First, 66% of SVB deposits sit in traditional checking or demand deposit accounts that pay no interest. In comparison, Factset reported in 2019 that median large bank holding companies only held 22.7% of total deposits in accounts that pay no interest -- meaning SVB pays depositors far less than other banks, which lowers the cost of making loans.

Second, SVB Financial predominantly originates business loans rather than home mortgages or consumer loans. Generally, rising interest rates make mortgages more expensive -- making mortgage loan demand decline. In contrast, when interest rates rise in response to the economy doing well, it can have a neutral to slightly positive effect on business loan demand, especially in the earlier rounds of rate increases. Therefore, banks that focus on business loans rather than mortgage loans often have stronger loan demand in a rising interest rate environment.

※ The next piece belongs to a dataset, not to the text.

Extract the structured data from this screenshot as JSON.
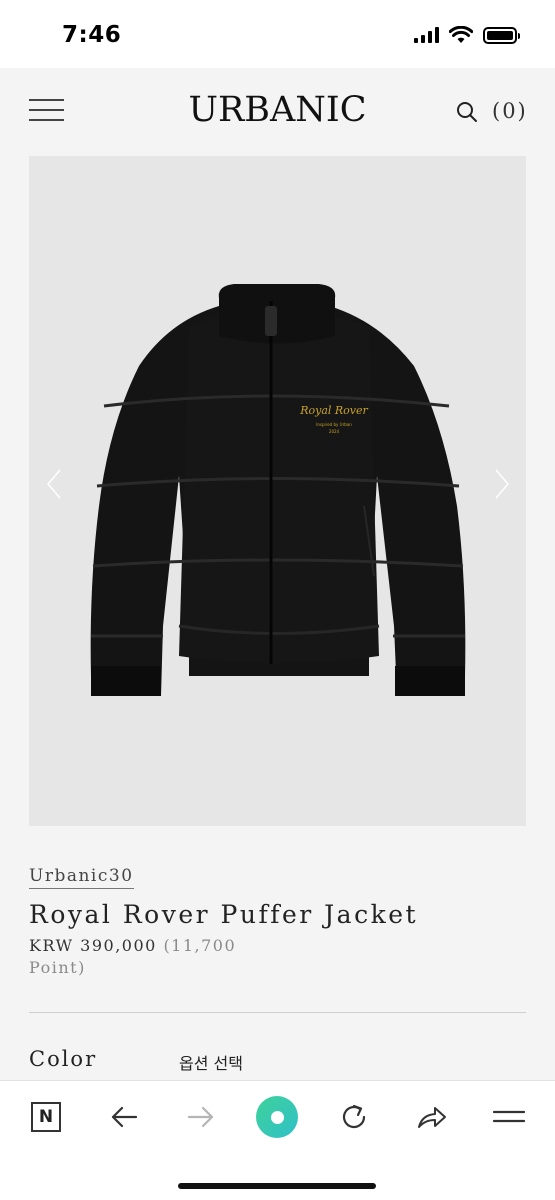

As a result of SVB's business loan focus, its first-quarter 2022 average loans grew 45% year over year to $67 billion. In comparison, SVB's first quarter 2021 average loans increased only 37% year-over-year, so loan activity appears to have picked up over last year. More loan activity means more interest income, and when combined with lower interest paid to depositors, SVB profits can rise significantly as interest rates rise.

Accordingly, SVB's Q1 2022 net interest income (NII), or profits from interest, rose 15% over the previous quarter and up 64% year over year. In comparison, Q1 2021 NII only grew 26% year over year.

In addition, SVB management recently raised its 2022 NII growth guidance, from the high end of the 30%-40% range to slightly above 50%, which shows SVB's increased confidence in tailwinds from rising interest rates. What's more, this guidance doesn't include the impact of eight potential additional rate hikes the Fed may carry out. If more interest rate hikes take effect, SVB Management expects each extra 25 basis points to create $100 million to $130 million worth of annualized net interest income.

The bottom line

The worst-case scenario for SVB is that rising interest rates eventually push the economy into a recession, as experts have recently warned. Currently, rising interest rates have negatively affected loan growth for only some SVB clients: venture capital and private equity companies. And even though SVB has strong loan growth tailwinds today from its high-tech and life-science clients, a severe economic slowdown could crimp loan growth from all its clients, hurting SVB's NII.  As a result, while SVB management expressed confidence about its loan guidance on its first-quarter earnings call, investors should monitor the effects of rising interest rates on SVB's loan growth moving forward.  

SVB currently has a price to book ratio of 2.08, which is very high for a bank. However, SVB Financial Group's return on equity (ROE), a measure of profitability, is 14% compared to an average ROE of 12.28% for companies of a similar asset size -- justifying SVB's current valuation for those thinking that SVB's profitability will soon rise significantly.

The upshot for investors is that today's market can be perilous for all companies. But if you expect interest rates to rise further, very few companies make for as solid an investment as SVB Financial.